13. Then Pramati laughingly took other dice decorated with jewels and said to Indra, “It is won by me.”
15. O king, we shall gamble with you by means of Gandharva lore. The king then said: “So be it”, and continued, “It is won by me.”
16-17. After conquering both of them the king foolishly spoke to Devendra in disgraceful words.
You will not at all be victorious either in battle or in the game of dice, O Mahendra. Hence be a worshipper of mine. Tell me by what means was the status of Devendra attained by you?
18. Then he arrogantly said to Urvaśī, “Go, be (our) servant maid.”
Urvaśī said: “I shall behave towards you in the same manner as towards Devas. I shall have noble feelings towards you. It does not behove you to despise and disregard me.”
19-20. Thereupon Pramati said to her, “I have servant maids like you. O noble lady, why are you ashamed? Go, be (our) servant maid.”
On hearing these words uttered by the king, the lord of Gandharvas, the powerful son of Viśvāvasu well-known as Citrasena said thus:
21. O king, O lord of the Earth, I shall play at dice with you with all these as stake—the kingdom, my life as well as your life.
22. Saying “So be it,” Citrasena and the excellent king gambled with great excitement. This time Citrasena won.
23-24. With strong nooses of the Gandharvas he bound the king Citrasena won everything that Pramati possessed from the beginning such as his kingdom, treasury, army and other wealth the chief of which was Urvaśī herself.
Pramati’s son said:
26. What sin has been committed by my father? Where has that highly intelligent (king) been imprisoned? How will he come back to his own abode? How will he get rid of the nooses?
27. On hearing the words of Sumati (son of Pramati) the excellent sage Madhucchandas meditated (for a short while) and spoke about the whereabouts of Pramati.
28-31. O highly intelligent one, your father is kept imprisoned in the world of Devas. He has been ousted from his kingdom by the cunning gamblers.
Even he who walks into the assembly of gamblers becomes victim of pain and sorrow. O Prince, gambling, liquor, meat and other similar things are the vices of sinners. They are sinful by nature. Even severally everyone of these causes downfall into hell and great sin.
With various likes (and dislikes) for vehicles, seats etc. influenced by gamblers and cheats even, men of noble birth begin to indulge in quarrels. What then about persons who are confirmed gamblers and cheats?
32-35. The wife of a gambler is perpetually dejected. The sinful gambler too looks at his wife and feels dejected.

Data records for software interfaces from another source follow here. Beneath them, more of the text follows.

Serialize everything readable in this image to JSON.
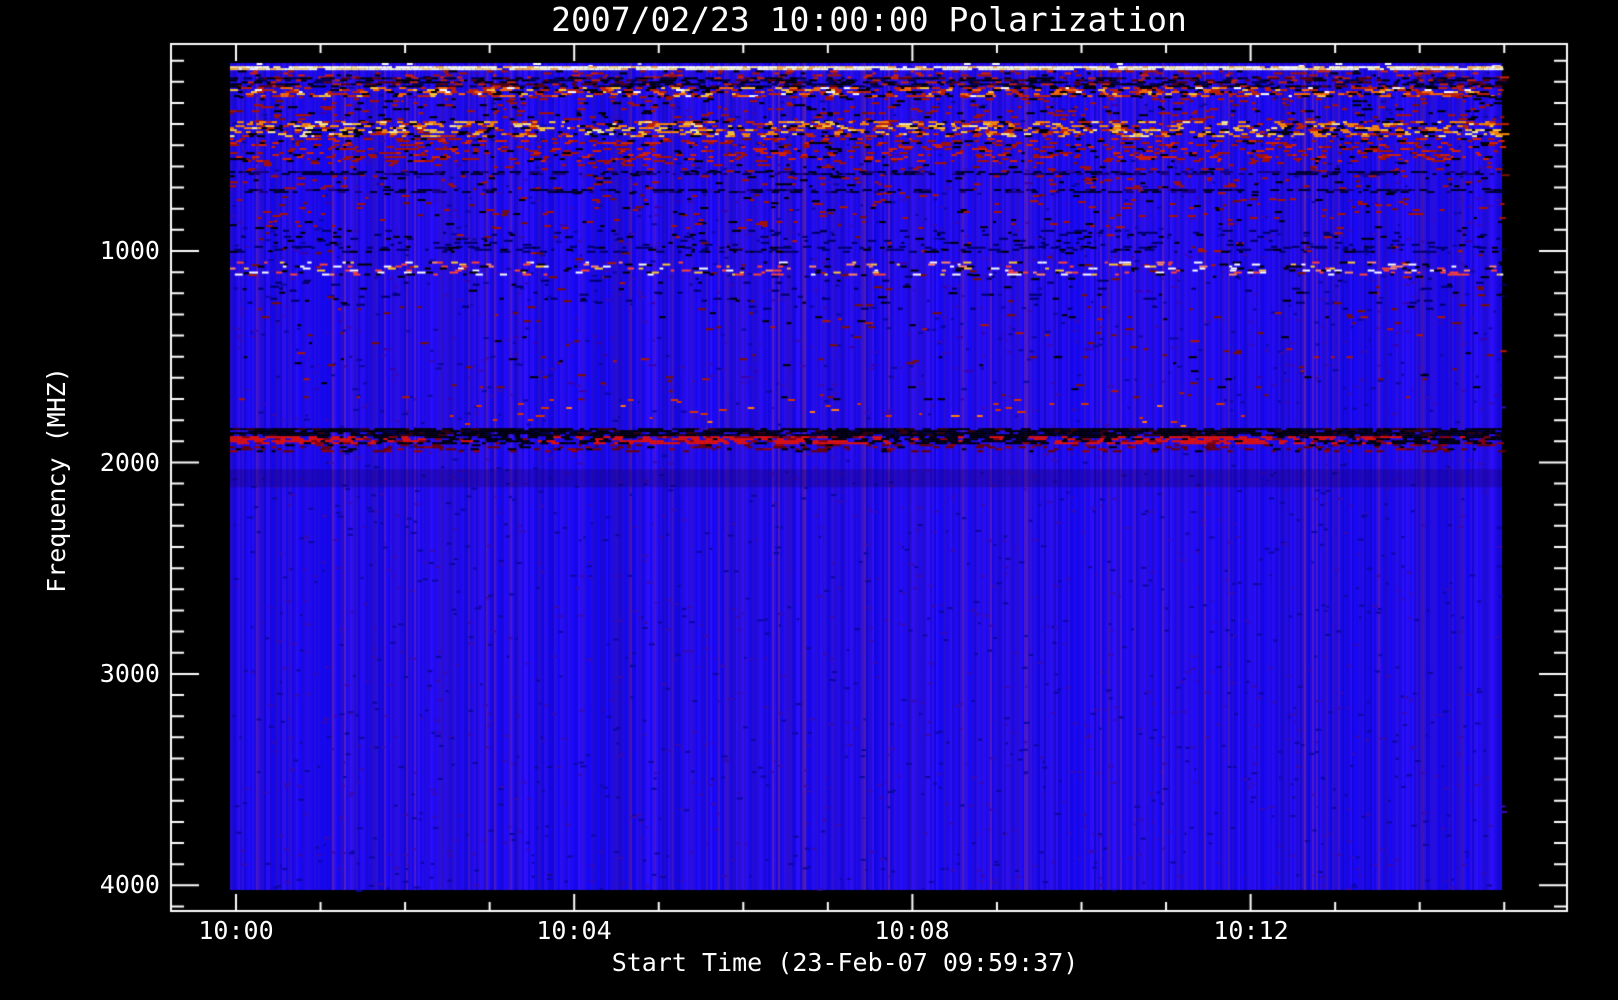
{
  "chart_data": {
    "type": "heatmap",
    "subtype": "radio-spectrogram",
    "title": "2007/02/23 10:00:00 Polarization",
    "xlabel": "Start Time (23-Feb-07 09:59:37)",
    "ylabel": "Frequency (MHZ)",
    "x_tick_labels": [
      "10:00",
      "10:04",
      "10:08",
      "10:12"
    ],
    "y_tick_labels": [
      "1000",
      "2000",
      "3000",
      "4000"
    ],
    "x_major_tick_interval_min": 4,
    "x_minor_tick_interval_min": 1,
    "y_major_tick_interval_mhz": 1000,
    "y_minor_tick_interval_mhz": 100,
    "x_start_time": "09:59:37",
    "x_span_minutes": 15,
    "y_range_mhz": [
      100,
      4100
    ],
    "y_axis_reversed": true,
    "grid": false,
    "legend": false,
    "frame_color": "#ffffff",
    "background_color": "#000000",
    "base_color": "#1f14e8",
    "styles": {
      "grain": {
        "colors": [
          "#7a1000",
          "#b01800",
          "#000000",
          "#3c00a8"
        ],
        "weights": [
          3,
          2,
          2,
          1
        ]
      },
      "white_sparse": {
        "colors": [
          "#ffffff",
          "#ccccff"
        ],
        "weights": [
          3,
          1
        ]
      },
      "cream_line": {
        "colors": [
          "#ffffd6",
          "#ffe289",
          "#ffb347",
          "#ffffff"
        ],
        "weights": [
          5,
          2,
          1,
          1
        ]
      },
      "red_light": {
        "colors": [
          "#a81200",
          "#d82200",
          "#000000"
        ],
        "weights": [
          3,
          2,
          1
        ]
      },
      "dark_heavy": {
        "colors": [
          "#000000",
          "#000044",
          "#5a0000",
          "#c42200"
        ],
        "weights": [
          4,
          2,
          2,
          1
        ]
      },
      "red_orange_heavy": {
        "colors": [
          "#c42200",
          "#ff6a00",
          "#ffc833",
          "#000000",
          "#ffffff"
        ],
        "weights": [
          6,
          4,
          2,
          4,
          1
        ]
      },
      "red_sparse": {
        "colors": [
          "#a81200",
          "#000000"
        ],
        "weights": [
          3,
          1
        ]
      },
      "orange_yellow_band": {
        "colors": [
          "#ff8800",
          "#ffc833",
          "#c42200",
          "#000000",
          "#ffee99"
        ],
        "weights": [
          3,
          2,
          2,
          2,
          1
        ]
      },
      "speckle_1100": {
        "colors": [
          "#ffffff",
          "#ff4433",
          "#ffc833",
          "#000000",
          "#ff8866"
        ],
        "weights": [
          2,
          2,
          1,
          2,
          1
        ]
      },
      "dark_dash_row": {
        "colors": [
          "#000066",
          "#000000"
        ],
        "weights": [
          3,
          1
        ]
      },
      "dark_line_soft": {
        "colors": [
          "#000033",
          "#1a0080"
        ],
        "weights": [
          2,
          1
        ]
      },
      "black_line": {
        "colors": [
          "#000000",
          "#000033",
          "#330000"
        ],
        "weights": [
          5,
          1,
          1
        ]
      },
      "black_red_mix": {
        "colors": [
          "#000000",
          "#e81100",
          "#8a0000"
        ],
        "weights": [
          3,
          3,
          1
        ]
      },
      "dark_red_row": {
        "colors": [
          "#6a0000",
          "#9a0000",
          "#000000"
        ],
        "weights": [
          3,
          1,
          1
        ]
      },
      "red_orange_sparse": {
        "colors": [
          "#d83300",
          "#ff7711"
        ],
        "weights": [
          2,
          1
        ]
      },
      "darker_blue": {
        "colors": [
          "rgba(30,0,90,0.30)"
        ],
        "weights": [
          1
        ],
        "overlay": true
      }
    },
    "bands": [
      {
        "f0": 268,
        "f1": 1700,
        "style": "grain",
        "density": 0.018
      },
      {
        "f0": 111,
        "f1": 126,
        "style": "white_sparse",
        "density": 0.04
      },
      {
        "f0": 126,
        "f1": 142,
        "style": "cream_line",
        "density": 0.92
      },
      {
        "f0": 146,
        "f1": 176,
        "style": "red_light",
        "density": 0.22
      },
      {
        "f0": 179,
        "f1": 221,
        "style": "dark_heavy",
        "density": 0.62
      },
      {
        "f0": 225,
        "f1": 264,
        "style": "red_orange_heavy",
        "density": 0.5
      },
      {
        "f0": 268,
        "f1": 382,
        "style": "red_sparse",
        "density": 0.12
      },
      {
        "f0": 386,
        "f1": 461,
        "style": "orange_yellow_band",
        "density": 0.48
      },
      {
        "f0": 466,
        "f1": 576,
        "style": "red_light",
        "density": 0.26
      },
      {
        "f0": 580,
        "f1": 618,
        "style": "red_sparse",
        "density": 0.1
      },
      {
        "f0": 622,
        "f1": 637,
        "style": "dark_line_soft",
        "density": 0.55
      },
      {
        "f0": 642,
        "f1": 702,
        "style": "red_sparse",
        "density": 0.08
      },
      {
        "f0": 707,
        "f1": 721,
        "style": "dark_line_soft",
        "density": 0.45
      },
      {
        "f0": 726,
        "f1": 896,
        "style": "red_sparse",
        "density": 0.05
      },
      {
        "f0": 900,
        "f1": 976,
        "style": "dark_dash_row",
        "density": 0.1
      },
      {
        "f0": 980,
        "f1": 1000,
        "style": "dark_dash_row",
        "density": 0.28
      },
      {
        "f0": 1050,
        "f1": 1113,
        "style": "speckle_1100",
        "density": 0.2
      },
      {
        "f0": 1117,
        "f1": 1270,
        "style": "dark_dash_row",
        "density": 0.04
      },
      {
        "f0": 1700,
        "f1": 1830,
        "style": "red_orange_sparse",
        "density": 0.03,
        "x0": 0.15,
        "x1": 0.8
      },
      {
        "f0": 1838,
        "f1": 1872,
        "style": "black_line",
        "density": 0.85
      },
      {
        "f0": 1876,
        "f1": 1910,
        "style": "black_red_mix",
        "density": 0.72
      },
      {
        "f0": 1914,
        "f1": 1946,
        "style": "dark_red_row",
        "density": 0.28
      },
      {
        "f0": 2032,
        "f1": 2112,
        "style": "darker_blue",
        "density": 1.0
      }
    ]
  }
}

On seeing her, he does not experience any pleasure. The sinner says (to himself thus): “Alas, in the whole of this global world there is no sinner like me. I don’t have even the slightest sensual pleasure in the world.”
No gambler is seen happy in either of the two worlds.
He is clearly seen as a person with scorched mind perpetually due to shame. He has lost his virtue. He is devoid of joy. He wanders with all his possessions forfeited (by others).
36. In regard to brahmins, any avocation other than that of cheating and gambling is praiseworthy. He can even take to agriculture, breeding of cattle or trading. But he shall never take to gambling.
37-39. This is an activity, which has been forbidden in the Vedas because it is faulty. But it has been eagerly taken up by your father. Therefore what shall we do? Dear boy, whatever you say shall be carried out. Which learned man transgresses the path laid down by the Creator?
40-43. On hearing the words of the priest Sumati said:
What must my father Pramati do to attain the kingdom once again?
He released his father from Devas after he had been kept imprisoned there for a thousand (and one) years. He regained his kingdom.
Through the grace of Śiva and Viṣṇu and through the endeavour of his own son he got rid of nooses and regained his kingdom. Since he had acquired the Gandharva lore he became a favourite of Indra.
What cannot be acquired through the grace of Śiva, Viṣṇu and Mother of all rivers, Gautamī? A holy bath and charity performed there bestow the benefit of a number of virtuous actions. It releases one from sinful nooses. It dispels all miseries.